President Obama announced Tuesday that he will send 30,000 more U.S. troops to Afghanistan by next fall with the anticipation that they would begin coming home in July 2011. The eight-year war has taken the lives of more than 850 members of the U.S. military.
One South Carolinian who knows the Afghanistan experience very well is Richland County Representative James Smith, who served as a National Guard Captain there between May 2007 and May 2008. He commanded a team of combat advisers with the Afghan National Police.
Smith says he had an internet conversation with the person who had served as his interpreter in Afghanistan, just after the President made the announcement Tuesday night.
“And it was clear to me from our conversation,” said the Democrat, “that if we maintain our current effort, or begin to reduce, we’re going to see the Taliban move right back in, take over and establish a base to begin exporting terrorism again.”
National reports on Thursday said that top Democrats and Republicans are questioning whether President Obama is too focused on problems in Afghanistan at the expense of other national security priorities.
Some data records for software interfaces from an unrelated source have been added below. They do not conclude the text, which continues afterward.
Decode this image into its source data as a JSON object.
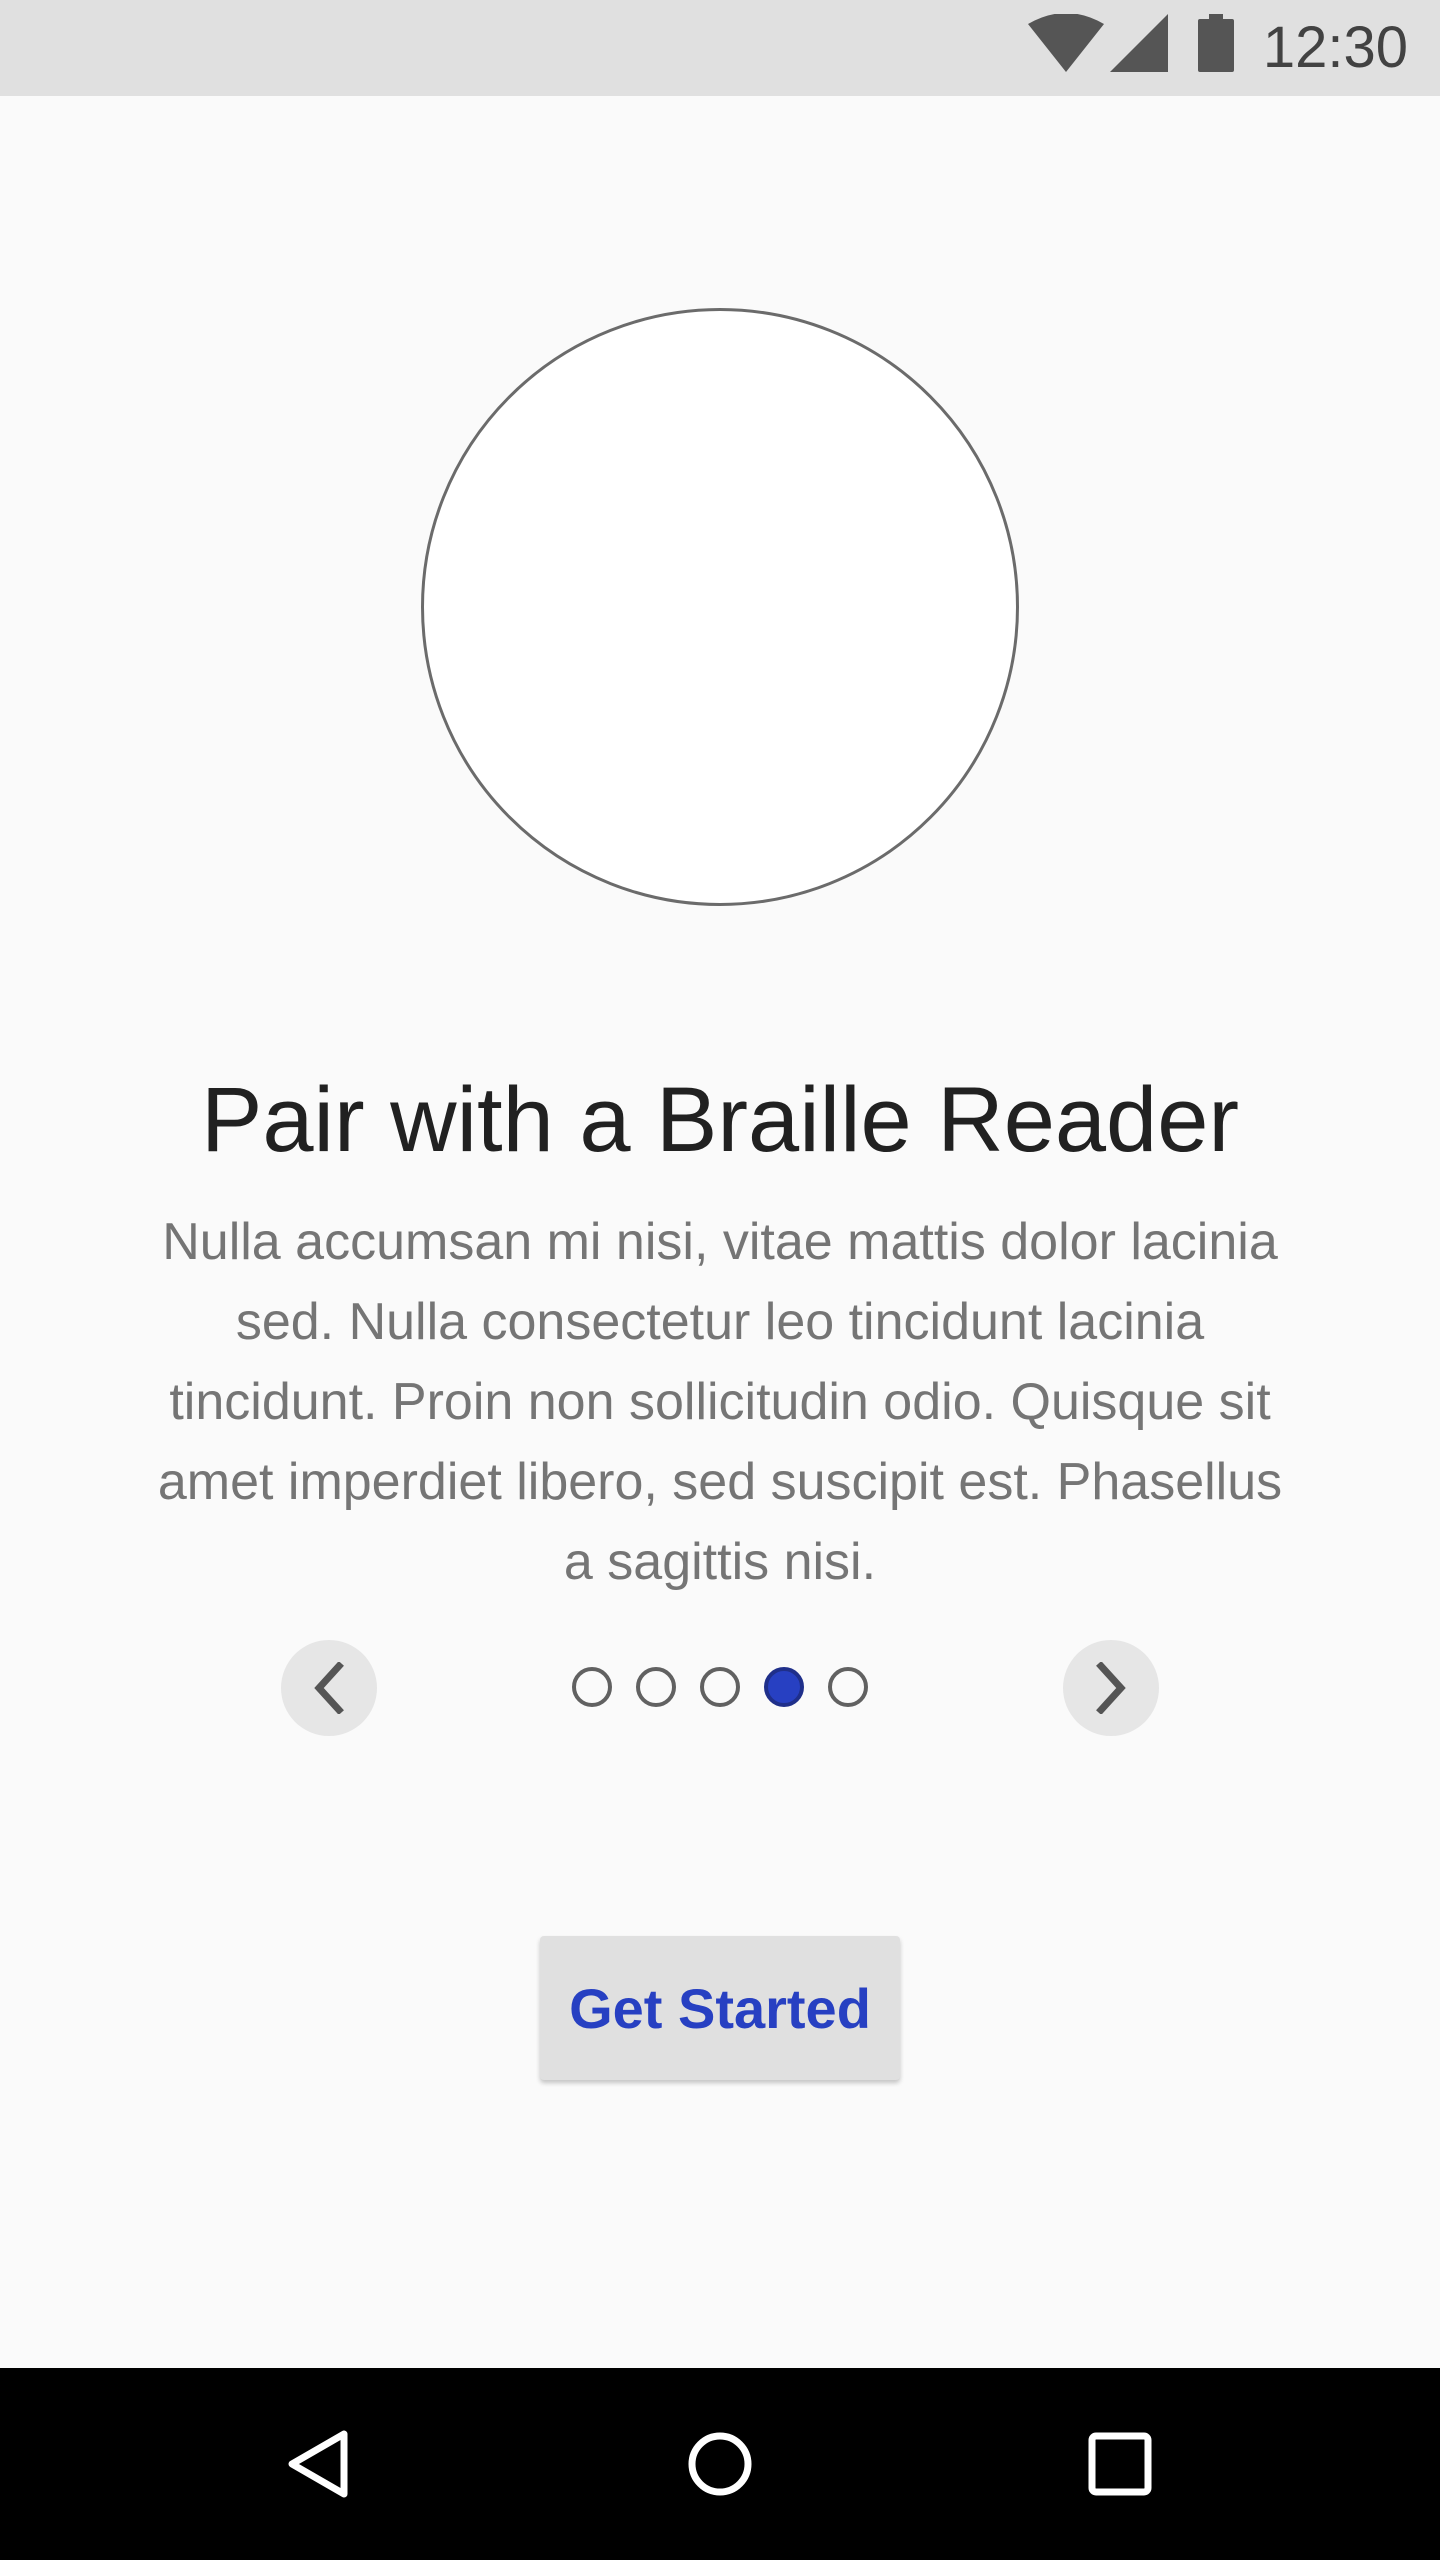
{
  "status_bar": {
    "time": "12:30",
    "icons": [
      "wifi-icon",
      "cellular-signal-icon",
      "battery-icon"
    ]
  },
  "onboarding": {
    "title": "Pair with a Braille Reader",
    "body": "Nulla accumsan mi nisi, vitae mattis dolor lacinia sed. Nulla consectetur leo tincidunt lacinia tincidunt. Proin non sollicitudin odio. Quisque sit amet imperdiet libero, sed suscipit est. Phasellus a sagittis nisi.",
    "page_count": 5,
    "current_page": 4,
    "prev_icon": "chevron-left-icon",
    "next_icon": "chevron-right-icon"
  },
  "cta": {
    "label": "Get Started"
  },
  "nav_bar": {
    "buttons": [
      "back-icon",
      "home-icon",
      "recents-icon"
    ]
  },
  "colors": {
    "accent": "#2740c2",
    "status_bar": "#e0e0e0",
    "background": "#fafafa",
    "nav_bar": "#000000"
  }
}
House Speaker Nancy Pelosi has asked the White House to send its entire national security team to brief members of Congress about the plan.
Smith says he agrees with the President’s decision. Smith says the U.S. effort in Afghanistan has produced results and can continue to do so. “The status quo is not sustainable,” he said. “I don’t feel there are any good choices, but I feel that the President made the right choice since we have a vital national security interest in the region, not just Afghanistan. From my experience, we can be successful. We suffer from a lack of it being the priority effort early on. After eight years we would all love for everyone to come home, but that’s just not possible this time.”
In Brussels on Thursday, Richard Holbrooke, U.S. special representative for Pakistan and Afghanistan, told media that reconciliation between the current Afghan leadership and the Taliban has been on the back burner but is now moving up.